A friend has written to ask me what Judge Winmill could have meant in the St. Luke's hospital-physician merger case when writing that the deal should be unwound because "there are other ways to achieve the same effect that do not run afoul of the antitrust laws and do not run such a risk of increased costs."
So, what are those things, my friend asks — joint ventures? Something else?
This is a great question. I, too, find Judge Winmill's assertion to be a little eliptical. Other business associations and practice organization forms may offend antitrust law, short of a merger, so the technical form of the integrated entity can't be the problem (see Penn-Olin). And it is always useful to argue that efficiencies that may be reaped short of a merger should be just that.
But I can't tell in the St. Luke's case whether Judge Winmill was more irked by bad economic analysis or the genuine failure of the combining parties to consider alternatives. The cool thing is that a fair amount of the trial record has been made public in the St. Luke's matter, making it possible to know more than outsiders usually know about what happened in the presentation of the case. I need to read more.
Isn't it likely, my friend asks, however the combined integrated entity is styled, that referral exclusivity, as a practical matter, might spill over into some kind of de facto referral practice even outside of the ACO population?

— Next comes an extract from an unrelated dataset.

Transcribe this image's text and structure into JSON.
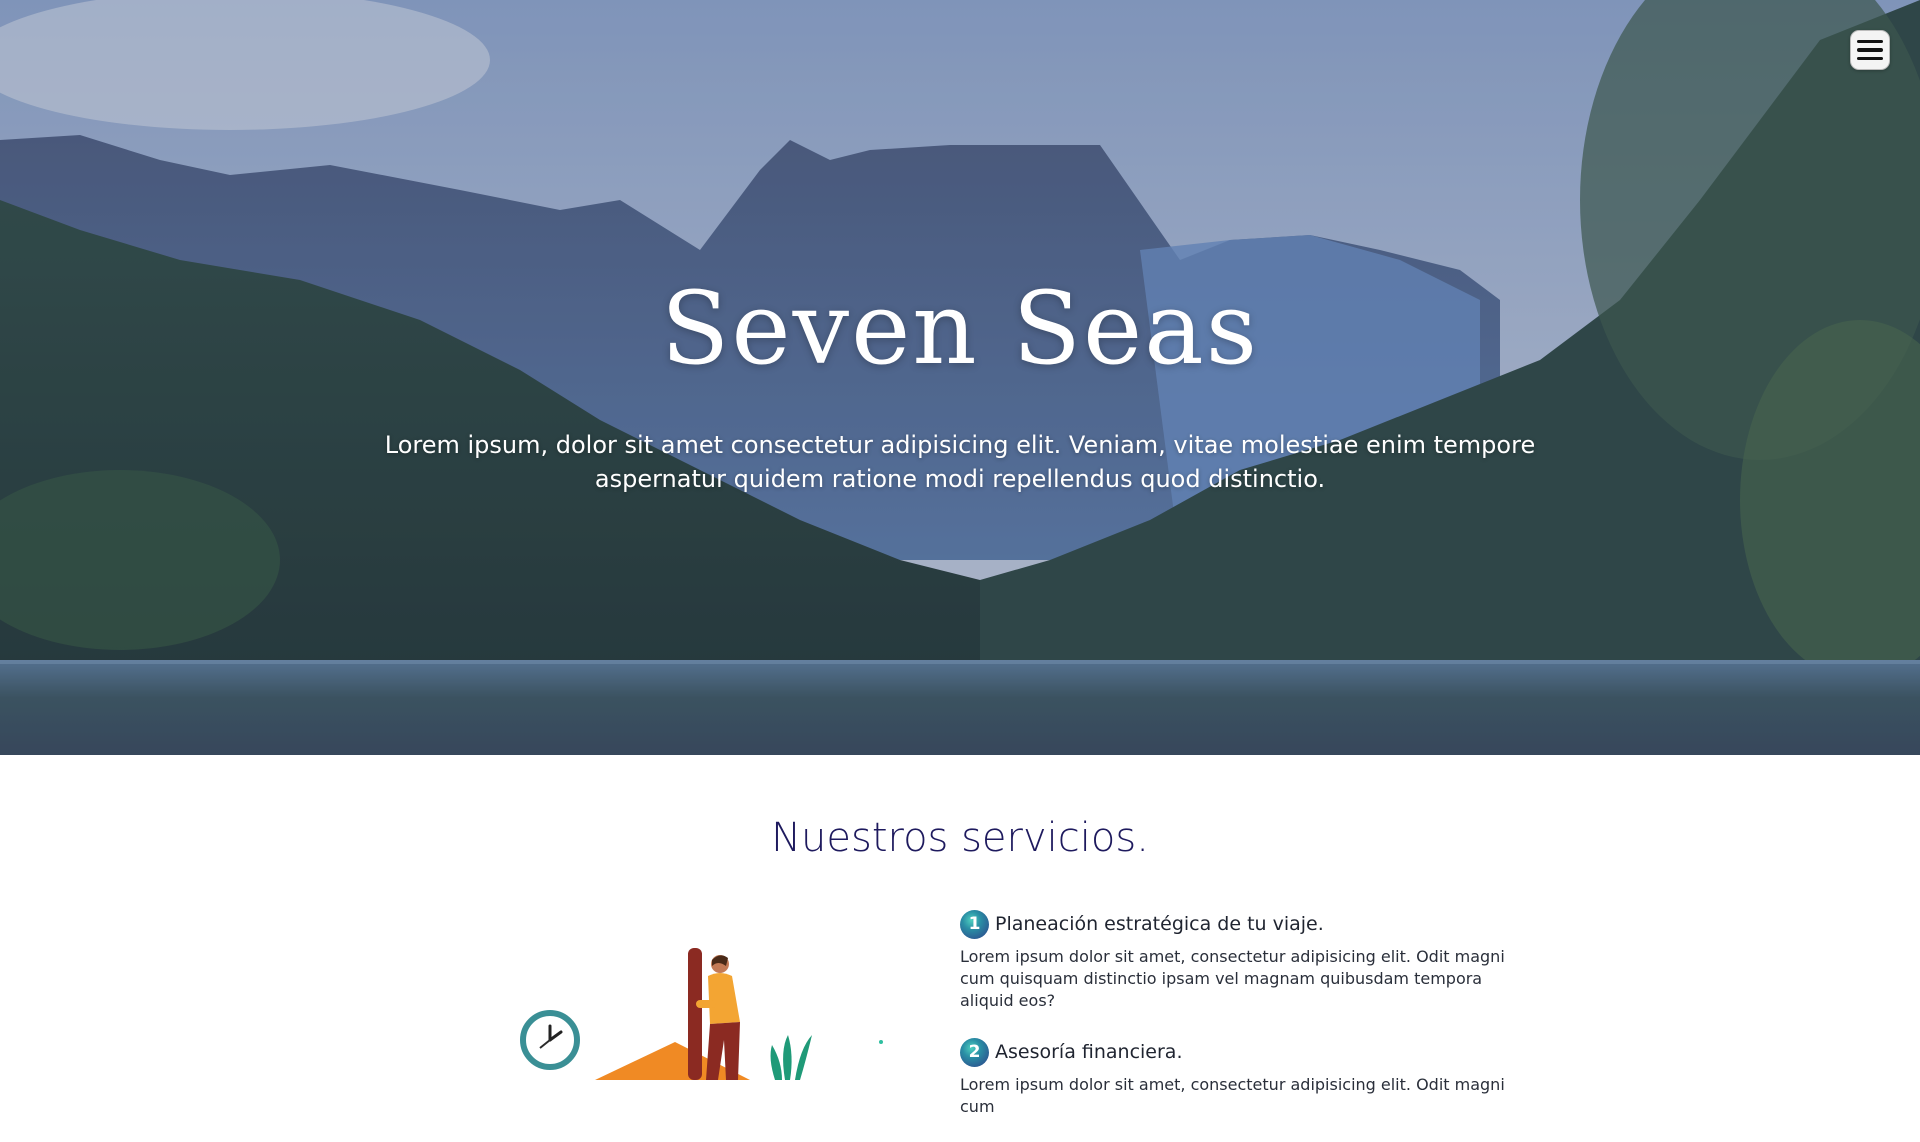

This is a great question. It is sharpened by the special antitrust rules for analyzing Medicare Shared Savings Program participating entities. Those same MSSP rules are in the administrative rulemaking process even as we speak. The proposed revised regulations seem somewhat merger wary (p.55) and very concerned about ACO independence (pp. 57-66), just like my friend.